REPLY: Moving a NEXRAD radar is very expensive--$1.5Million(M) to $4M—and a new weather radar with similar NEXRAD capabilities could be $10M depending on site acquisition costs and other site-specific costs like radar tower height. In general, moving a radar is not a good solution since these radars were strategically sited to work as a national network with proper coverage while minimizing operating costs. Moving one radar can affect coverage relative to surrounding radars in the network. Given the ever increasing number of wind farms being installed, this can quickly become a costly and futile exercise as new wind farms encroach on the moved radar.


Q8. Can the NEXRAD impact a wind turbine or its maintenance personnel?

REPLY: Yes, if a wind turbine is sited very close to the radar. When wind turbines are sited very close to NEXRAD radars, the turbines can be adversely affected by the high power, 750 kW, radar transmission.

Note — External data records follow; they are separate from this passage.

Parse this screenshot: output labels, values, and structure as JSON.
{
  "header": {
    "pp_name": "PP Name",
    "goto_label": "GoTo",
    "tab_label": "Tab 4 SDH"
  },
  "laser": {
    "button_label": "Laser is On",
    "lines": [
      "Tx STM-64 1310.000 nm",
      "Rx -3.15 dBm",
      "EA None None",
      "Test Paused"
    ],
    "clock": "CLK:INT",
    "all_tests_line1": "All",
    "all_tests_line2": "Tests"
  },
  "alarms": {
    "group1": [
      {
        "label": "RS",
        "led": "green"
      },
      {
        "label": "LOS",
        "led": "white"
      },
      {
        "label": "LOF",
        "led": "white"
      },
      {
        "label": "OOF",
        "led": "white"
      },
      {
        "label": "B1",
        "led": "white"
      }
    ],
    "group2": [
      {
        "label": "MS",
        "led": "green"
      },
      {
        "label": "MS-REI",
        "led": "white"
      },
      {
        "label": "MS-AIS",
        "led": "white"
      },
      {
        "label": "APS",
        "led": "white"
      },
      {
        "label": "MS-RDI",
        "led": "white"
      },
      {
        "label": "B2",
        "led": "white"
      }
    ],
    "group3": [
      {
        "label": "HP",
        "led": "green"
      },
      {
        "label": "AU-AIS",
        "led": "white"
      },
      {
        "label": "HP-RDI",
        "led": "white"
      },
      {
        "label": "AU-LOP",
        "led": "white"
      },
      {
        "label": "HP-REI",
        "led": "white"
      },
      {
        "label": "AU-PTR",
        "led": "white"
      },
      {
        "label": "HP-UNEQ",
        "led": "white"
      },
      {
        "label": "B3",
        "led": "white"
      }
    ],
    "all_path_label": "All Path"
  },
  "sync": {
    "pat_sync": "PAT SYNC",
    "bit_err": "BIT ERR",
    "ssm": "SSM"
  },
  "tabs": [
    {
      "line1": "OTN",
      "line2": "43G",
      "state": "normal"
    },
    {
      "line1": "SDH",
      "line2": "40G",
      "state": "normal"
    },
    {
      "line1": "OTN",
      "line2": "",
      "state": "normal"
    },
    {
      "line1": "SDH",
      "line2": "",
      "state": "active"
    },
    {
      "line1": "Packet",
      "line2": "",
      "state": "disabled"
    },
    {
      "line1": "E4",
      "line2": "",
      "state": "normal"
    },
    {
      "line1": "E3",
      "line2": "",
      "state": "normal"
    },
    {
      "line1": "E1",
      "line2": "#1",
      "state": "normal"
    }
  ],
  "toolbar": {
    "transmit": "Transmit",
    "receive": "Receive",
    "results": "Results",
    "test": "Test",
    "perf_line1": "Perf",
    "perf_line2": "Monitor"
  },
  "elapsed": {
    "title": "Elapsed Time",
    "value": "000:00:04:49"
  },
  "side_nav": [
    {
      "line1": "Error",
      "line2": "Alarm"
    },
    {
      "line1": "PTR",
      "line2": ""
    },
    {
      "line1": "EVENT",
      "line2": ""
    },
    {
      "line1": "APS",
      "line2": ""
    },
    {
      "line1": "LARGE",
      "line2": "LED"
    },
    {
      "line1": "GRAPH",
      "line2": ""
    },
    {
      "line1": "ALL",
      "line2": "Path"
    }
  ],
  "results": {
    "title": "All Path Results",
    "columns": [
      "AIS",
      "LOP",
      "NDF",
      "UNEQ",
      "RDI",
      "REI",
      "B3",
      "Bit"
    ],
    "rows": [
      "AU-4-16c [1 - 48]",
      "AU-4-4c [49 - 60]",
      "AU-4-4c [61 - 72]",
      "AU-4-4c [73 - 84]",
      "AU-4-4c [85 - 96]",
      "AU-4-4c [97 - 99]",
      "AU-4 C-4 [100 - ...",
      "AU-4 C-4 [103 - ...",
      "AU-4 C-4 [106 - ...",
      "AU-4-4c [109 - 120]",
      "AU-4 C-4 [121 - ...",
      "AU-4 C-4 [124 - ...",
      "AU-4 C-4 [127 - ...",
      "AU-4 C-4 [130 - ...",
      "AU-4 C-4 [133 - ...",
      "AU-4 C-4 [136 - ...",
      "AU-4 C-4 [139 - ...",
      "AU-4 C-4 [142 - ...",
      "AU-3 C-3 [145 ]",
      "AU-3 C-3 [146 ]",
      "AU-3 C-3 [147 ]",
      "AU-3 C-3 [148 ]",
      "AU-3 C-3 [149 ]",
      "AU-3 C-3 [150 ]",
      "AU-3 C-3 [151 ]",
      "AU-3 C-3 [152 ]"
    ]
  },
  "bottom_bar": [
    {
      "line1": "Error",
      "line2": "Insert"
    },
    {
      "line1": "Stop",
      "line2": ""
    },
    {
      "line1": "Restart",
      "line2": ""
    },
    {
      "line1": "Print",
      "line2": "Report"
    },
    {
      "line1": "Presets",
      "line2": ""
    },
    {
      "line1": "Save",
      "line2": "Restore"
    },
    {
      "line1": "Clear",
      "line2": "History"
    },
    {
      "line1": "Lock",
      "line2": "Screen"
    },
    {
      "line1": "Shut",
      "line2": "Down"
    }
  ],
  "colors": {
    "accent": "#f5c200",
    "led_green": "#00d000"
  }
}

Within 200 m (600 ft) of a NEXRAD and in the transmitted beam, this energy can exceed the OSHA (29 CFR Part 1910--Subpart G-Occupational Health and Environmental Control Ch.1910.97) threshold for occupational exposure to microwave energy for construction, operation, and maintenance personnel. Within 18 km (10 nm) of a NEXRAD, the microwave radio frequency field strength can cause bulk cable interference (inductive coupling) with the turbines electronic controls if they are not properly shielded (MIL-STD-461D).


Q9. Has the National Weather Service ever missed a weather warning to public, or given a false weather warning to the public as a result of the wind turbine clutter (WTC) problem?

REPLY: A warning has not been missed yet, but there have been some false warnings issued due to WTC. Operational forecasters can often distinguish WTC from weather signals using their experience. However, WTC can be a distraction and can take forecasters’ time away from evaluating developing weather. Another major concern is the effect of these echoes on automated detection algorithms and users (e.g. media and public) not as experienced or used to the appearance of WTC. And, while the WTC problem is causing relatively minor operational impacts at this time, the expected exponential increase in the number of wind farms near NEXRAD radars is cause for concern. It is easy to envision some NEXRADs becoming surrounded by many wind farms and forecasters and other users having to work around significantly large areas of contaminated radar data.


Q10. Has the FAA diverted aircraft as a result of wind turbine clutter?

REPLY: Yes. The FAA has re-routed air traffic due to false returns from wind turbine clutter. NEXRAD data streams are fed directly into the FAA's Weather and Radar Processor System at Air Route Traffic Control Centers (ARTCC) and FAA controllers use the data to route aircraft safely around weather. ARTCCs have contacted the NEXRAD Radar Operations Center asking about NEXRAD radar data showing what appeared to be significant weather that required rerouting, but pilots reported not seeing weather in the area. This confusion causes unnecessary and expensive aircraft re-routing and excess fuel consumption.